The share of new SME lending in total new lending has decreased in the period 2004-2008 from one third to almost one fifth, showing that large corporations accounted for the major part of credit growth before the crisis (Figure 17). Since the beginning of the financial crisis, the share in SME lending has steadily increased and, in 2014, its share reached 28%—close to its pre-crisis level—of total bank loans to NFCs in the euro area. On a country basis (Figure 18), this is the case for Germany, Spain, Ireland, and Portugal. The share of SME loans even surpassed its pre-crisis level in Belgium, France, Italy, Lithuania and the Netherlands, which was, however, caused by less new lending to larger corporates than to SMEs. In other countries, the share of SME loans remained below pre-crisis levels mainly due to an increase in new lending to larger corporates while lending to SMEs was less strong in 2014.

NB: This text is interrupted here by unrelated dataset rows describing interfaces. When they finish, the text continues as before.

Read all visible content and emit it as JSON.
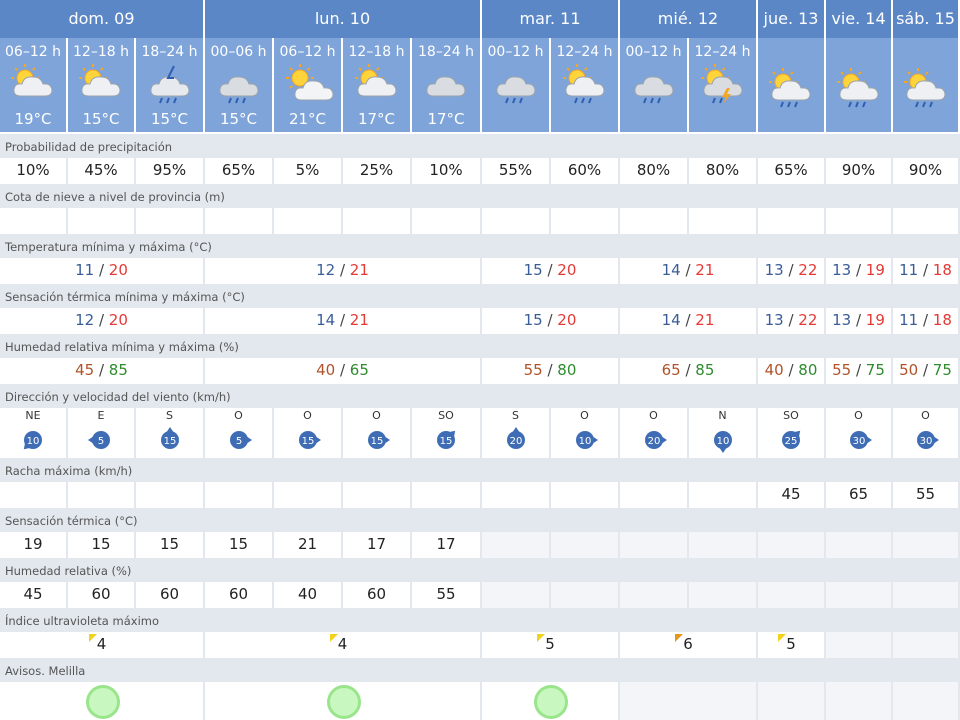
{
  "days": [
    {
      "label": "dom. 09",
      "periods": [
        {
          "period": "06–12 h",
          "temp": "19°C",
          "icon": "partly-cloudy-icon"
        },
        {
          "period": "12–18 h",
          "temp": "15°C",
          "icon": "partly-cloudy-icon"
        },
        {
          "period": "18–24 h",
          "temp": "15°C",
          "icon": "storm-rain-icon"
        }
      ]
    },
    {
      "label": "lun. 10",
      "periods": [
        {
          "period": "00–06 h",
          "temp": "15°C",
          "icon": "cloud-rain-icon"
        },
        {
          "period": "06–12 h",
          "temp": "21°C",
          "icon": "sun-cloud-icon"
        },
        {
          "period": "12–18 h",
          "temp": "17°C",
          "icon": "partly-cloudy-icon"
        },
        {
          "period": "18–24 h",
          "temp": "17°C",
          "icon": "cloud-icon"
        }
      ]
    },
    {
      "label": "mar. 11",
      "periods": [
        {
          "period": "00–12 h",
          "temp": "",
          "icon": "cloud-rain-icon"
        },
        {
          "period": "12–24 h",
          "temp": "",
          "icon": "sun-cloud-rain-icon"
        }
      ]
    },
    {
      "label": "mié. 12",
      "periods": [
        {
          "period": "00–12 h",
          "temp": "",
          "icon": "cloud-rain-icon"
        },
        {
          "period": "12–24 h",
          "temp": "",
          "icon": "sun-cloud-storm-icon"
        }
      ]
    },
    {
      "label": "jue. 13",
      "periods": [
        {
          "period": "",
          "temp": "",
          "icon": "sun-cloud-rain-icon"
        }
      ]
    },
    {
      "label": "vie. 14",
      "periods": [
        {
          "period": "",
          "temp": "",
          "icon": "sun-cloud-rain-icon"
        }
      ]
    },
    {
      "label": "sáb. 15",
      "periods": [
        {
          "period": "",
          "temp": "",
          "icon": "sun-cloud-rain-icon"
        }
      ]
    }
  ],
  "rows": {
    "precip": {
      "label": "Probabilidad de precipitación",
      "values": [
        "10%",
        "45%",
        "95%",
        "65%",
        "5%",
        "25%",
        "10%",
        "55%",
        "60%",
        "80%",
        "80%",
        "65%",
        "90%",
        "90%"
      ]
    },
    "snow": {
      "label": "Cota de nieve a nivel de provincia (m)",
      "values": [
        "",
        "",
        "",
        "",
        "",
        "",
        "",
        "",
        "",
        "",
        "",
        "",
        "",
        ""
      ]
    },
    "temp": {
      "label": "Temperatura mínima y máxima (°C)",
      "values": [
        {
          "min": "11",
          "max": "20"
        },
        {
          "min": "12",
          "max": "21"
        },
        {
          "min": "15",
          "max": "20"
        },
        {
          "min": "14",
          "max": "21"
        },
        {
          "min": "13",
          "max": "22"
        },
        {
          "min": "13",
          "max": "19"
        },
        {
          "min": "11",
          "max": "18"
        }
      ]
    },
    "feel": {
      "label": "Sensación térmica mínima y máxima (°C)",
      "values": [
        {
          "min": "12",
          "max": "20"
        },
        {
          "min": "14",
          "max": "21"
        },
        {
          "min": "15",
          "max": "20"
        },
        {
          "min": "14",
          "max": "21"
        },
        {
          "min": "13",
          "max": "22"
        },
        {
          "min": "13",
          "max": "19"
        },
        {
          "min": "11",
          "max": "18"
        }
      ]
    },
    "hum": {
      "label": "Humedad relativa mínima y máxima (%)",
      "values": [
        {
          "min": "45",
          "max": "85"
        },
        {
          "min": "40",
          "max": "65"
        },
        {
          "min": "55",
          "max": "80"
        },
        {
          "min": "65",
          "max": "85"
        },
        {
          "min": "40",
          "max": "80"
        },
        {
          "min": "55",
          "max": "75"
        },
        {
          "min": "50",
          "max": "75"
        }
      ]
    },
    "wind": {
      "label": "Dirección y velocidad del viento (km/h)",
      "values": [
        {
          "dir": "NE",
          "speed": "10"
        },
        {
          "dir": "E",
          "speed": "5"
        },
        {
          "dir": "S",
          "speed": "15"
        },
        {
          "dir": "O",
          "speed": "5"
        },
        {
          "dir": "O",
          "speed": "15"
        },
        {
          "dir": "O",
          "speed": "15"
        },
        {
          "dir": "SO",
          "speed": "15"
        },
        {
          "dir": "S",
          "speed": "20"
        },
        {
          "dir": "O",
          "speed": "10"
        },
        {
          "dir": "O",
          "speed": "20"
        },
        {
          "dir": "N",
          "speed": "10"
        },
        {
          "dir": "SO",
          "speed": "25"
        },
        {
          "dir": "O",
          "speed": "30"
        },
        {
          "dir": "O",
          "speed": "30"
        }
      ]
    },
    "gust": {
      "label": "Racha máxima (km/h)",
      "values": [
        "",
        "",
        "",
        "",
        "",
        "",
        "",
        "",
        "",
        "",
        "",
        "45",
        "65",
        "55"
      ]
    },
    "feelh": {
      "label": "Sensación térmica (°C)",
      "values": [
        "19",
        "15",
        "15",
        "15",
        "21",
        "17",
        "17"
      ]
    },
    "humh": {
      "label": "Humedad relativa (%)",
      "values": [
        "45",
        "60",
        "60",
        "60",
        "40",
        "60",
        "55"
      ]
    },
    "uv": {
      "label": "Índice ultravioleta máximo",
      "values": [
        "4",
        "4",
        "5",
        "6",
        "5",
        "",
        ""
      ],
      "colors": [
        "#f2d21b",
        "#f2d21b",
        "#f2d21b",
        "#e8961b",
        "#f2d21b",
        "",
        ""
      ]
    },
    "avisos": {
      "label": "Avisos. Melilla",
      "values": [
        "green",
        "green",
        "green",
        "",
        "",
        "",
        ""
      ]
    }
  },
  "colors": {
    "header": "#5b87c7",
    "subheader": "#7ea4da",
    "label_bg": "#e3e8ee",
    "min": "#3a5d99",
    "max": "#e53935",
    "wind_icon": "#3f6db5"
  }
}
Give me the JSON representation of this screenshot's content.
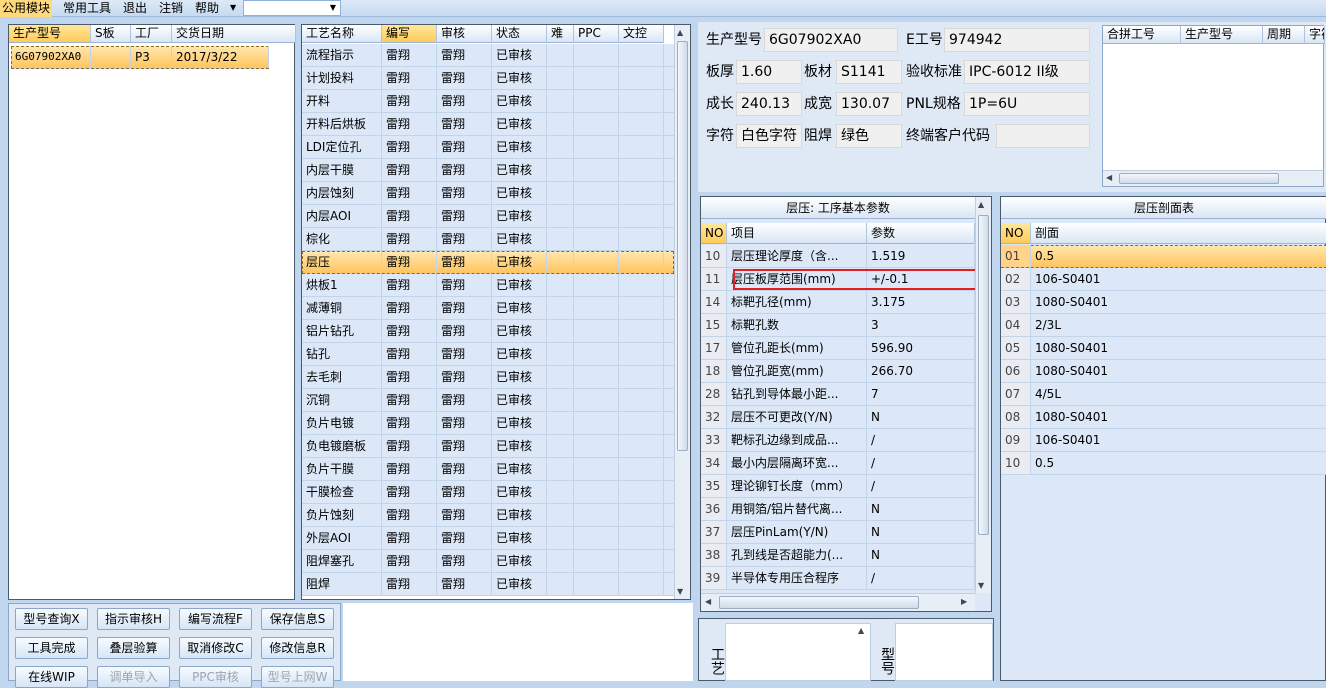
{
  "menu": [
    "公用模块",
    "常用工具",
    "退出",
    "注销",
    "帮助"
  ],
  "orders": {
    "headers": [
      "生产型号",
      "S板",
      "工厂",
      "交货日期"
    ],
    "rows": [
      [
        "6G07902XA0",
        "",
        "P3",
        "2017/3/22"
      ]
    ]
  },
  "process": {
    "headers": [
      "工艺名称",
      "编写",
      "审核",
      "状态",
      "难",
      "PPC",
      "文控"
    ],
    "rows": [
      [
        "流程指示",
        "雷翔",
        "雷翔",
        "已审核"
      ],
      [
        "计划投料",
        "雷翔",
        "雷翔",
        "已审核"
      ],
      [
        "开料",
        "雷翔",
        "雷翔",
        "已审核"
      ],
      [
        "开料后烘板",
        "雷翔",
        "雷翔",
        "已审核"
      ],
      [
        "LDI定位孔",
        "雷翔",
        "雷翔",
        "已审核"
      ],
      [
        "内层干膜",
        "雷翔",
        "雷翔",
        "已审核"
      ],
      [
        "内层蚀刻",
        "雷翔",
        "雷翔",
        "已审核"
      ],
      [
        "内层AOI",
        "雷翔",
        "雷翔",
        "已审核"
      ],
      [
        "棕化",
        "雷翔",
        "雷翔",
        "已审核"
      ],
      [
        "层压",
        "雷翔",
        "雷翔",
        "已审核"
      ],
      [
        "烘板1",
        "雷翔",
        "雷翔",
        "已审核"
      ],
      [
        "减薄铜",
        "雷翔",
        "雷翔",
        "已审核"
      ],
      [
        "铝片钻孔",
        "雷翔",
        "雷翔",
        "已审核"
      ],
      [
        "钻孔",
        "雷翔",
        "雷翔",
        "已审核"
      ],
      [
        "去毛刺",
        "雷翔",
        "雷翔",
        "已审核"
      ],
      [
        "沉铜",
        "雷翔",
        "雷翔",
        "已审核"
      ],
      [
        "负片电镀",
        "雷翔",
        "雷翔",
        "已审核"
      ],
      [
        "负电镀磨板",
        "雷翔",
        "雷翔",
        "已审核"
      ],
      [
        "负片干膜",
        "雷翔",
        "雷翔",
        "已审核"
      ],
      [
        "干膜检查",
        "雷翔",
        "雷翔",
        "已审核"
      ],
      [
        "负片蚀刻",
        "雷翔",
        "雷翔",
        "已审核"
      ],
      [
        "外层AOI",
        "雷翔",
        "雷翔",
        "已审核"
      ],
      [
        "阻焊塞孔",
        "雷翔",
        "雷翔",
        "已审核"
      ],
      [
        "阻焊",
        "雷翔",
        "雷翔",
        "已审核"
      ]
    ]
  },
  "info": {
    "model_label": "生产型号",
    "model": "6G07902XA0",
    "e_label": "E工号",
    "e": "974942",
    "thick_label": "板厚",
    "thick": "1.60",
    "mat_label": "板材",
    "mat": "S1141",
    "std_label": "验收标准",
    "std": "IPC-6012 II级",
    "len_label": "成长",
    "len": "240.13",
    "wid_label": "成宽",
    "wid": "130.07",
    "pnl_label": "PNL规格",
    "pnl": "1P=6U",
    "char_label": "字符",
    "char": "白色字符",
    "mask_label": "阻焊",
    "mask": "绿色",
    "cust_label": "终端客户代码",
    "cust": ""
  },
  "merge": {
    "headers": [
      "合拼工号",
      "生产型号",
      "周期",
      "字符"
    ]
  },
  "params": {
    "title": "层压: 工序基本参数",
    "headers": [
      "NO",
      "项目",
      "参数"
    ],
    "rows": [
      [
        "10",
        "层压理论厚度（含...",
        "1.519"
      ],
      [
        "11",
        "层压板厚范围(mm)",
        "+/-0.1"
      ],
      [
        "14",
        "标靶孔径(mm)",
        "3.175"
      ],
      [
        "15",
        "标靶孔数",
        "3"
      ],
      [
        "17",
        "管位孔距长(mm)",
        "596.90"
      ],
      [
        "18",
        "管位孔距宽(mm)",
        "266.70"
      ],
      [
        "28",
        "钻孔到导体最小距...",
        "7"
      ],
      [
        "32",
        "层压不可更改(Y/N)",
        "N"
      ],
      [
        "33",
        "靶标孔边缘到成品...",
        "/"
      ],
      [
        "34",
        "最小内层隔离环宽...",
        "/"
      ],
      [
        "35",
        "理论铆钉长度（mm）",
        "/"
      ],
      [
        "36",
        "用铜箔/铝片替代离...",
        "N"
      ],
      [
        "37",
        "层压PinLam(Y/N)",
        "N"
      ],
      [
        "38",
        "孔到线是否超能力(...",
        "N"
      ],
      [
        "39",
        "半导体专用压合程序",
        "/"
      ]
    ]
  },
  "stack": {
    "title": "层压剖面表",
    "headers": [
      "NO",
      "剖面"
    ],
    "rows": [
      [
        "01",
        "0.5"
      ],
      [
        "02",
        "106-S0401"
      ],
      [
        "03",
        "1080-S0401"
      ],
      [
        "04",
        "2/3L"
      ],
      [
        "05",
        "1080-S0401"
      ],
      [
        "06",
        "1080-S0401"
      ],
      [
        "07",
        "4/5L"
      ],
      [
        "08",
        "1080-S0401"
      ],
      [
        "09",
        "106-S0401"
      ],
      [
        "10",
        "0.5"
      ]
    ]
  },
  "buttons": [
    [
      "型号查询X",
      "指示审核H",
      "编写流程F",
      "保存信息S"
    ],
    [
      "工具完成",
      "叠层验算",
      "取消修改C",
      "修改信息R"
    ],
    [
      "在线WIP",
      "调单导入",
      "PPC审核",
      "型号上网W"
    ]
  ],
  "bottom": {
    "craft_label": "工艺",
    "model_label": "型号"
  }
}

As a share of GDP, new lending was steady at about 11% before 2008 but then declined consistently up until 2014 to less than 7% (Figure 17). The largest percentage point declines are registered in Spain, Slovenia, Cyprus and Ireland (Figure 19). In contrast, the change between the periods 2003-2007 and 2008-2013 is relatively more stable across countries, with the exception of Spain and Portugal (which show large declines) and Slovenia (which shows large increases).
Given the above trends in lending flows, declines in lending stocks are expected. Total volume of outstanding loans both to small and large companies, shown in Figure 20, declined in January 2015 by approximately 12% (down to EUR 4.3 trillion) compared to the peak in January 2009 (EUR 4.9 trillion). As the data does not differentiate between small and large loans, the actual share of SMEs in the total outstanding loans is not known. Given, however, a higher decrease in new SME lending compared to large corporates, it is expected that the SME share in outstanding loans also decreased.
It appears that the decreases in post-crisis lending stocks are larger in countries that experienced the highest pre-crisis expansions. This relationship can be observed in Figure 21, which shows, on the x-axis, the percentage increase in stocks in January 2009 relative to January 2003. The y-axis shows the percentage decrease in stocks in January 2015 relative to January 2009. For example, Ireland, Spain and Slovenia show both the largest pre-crisis expansions and subsequent post-crisis contractions.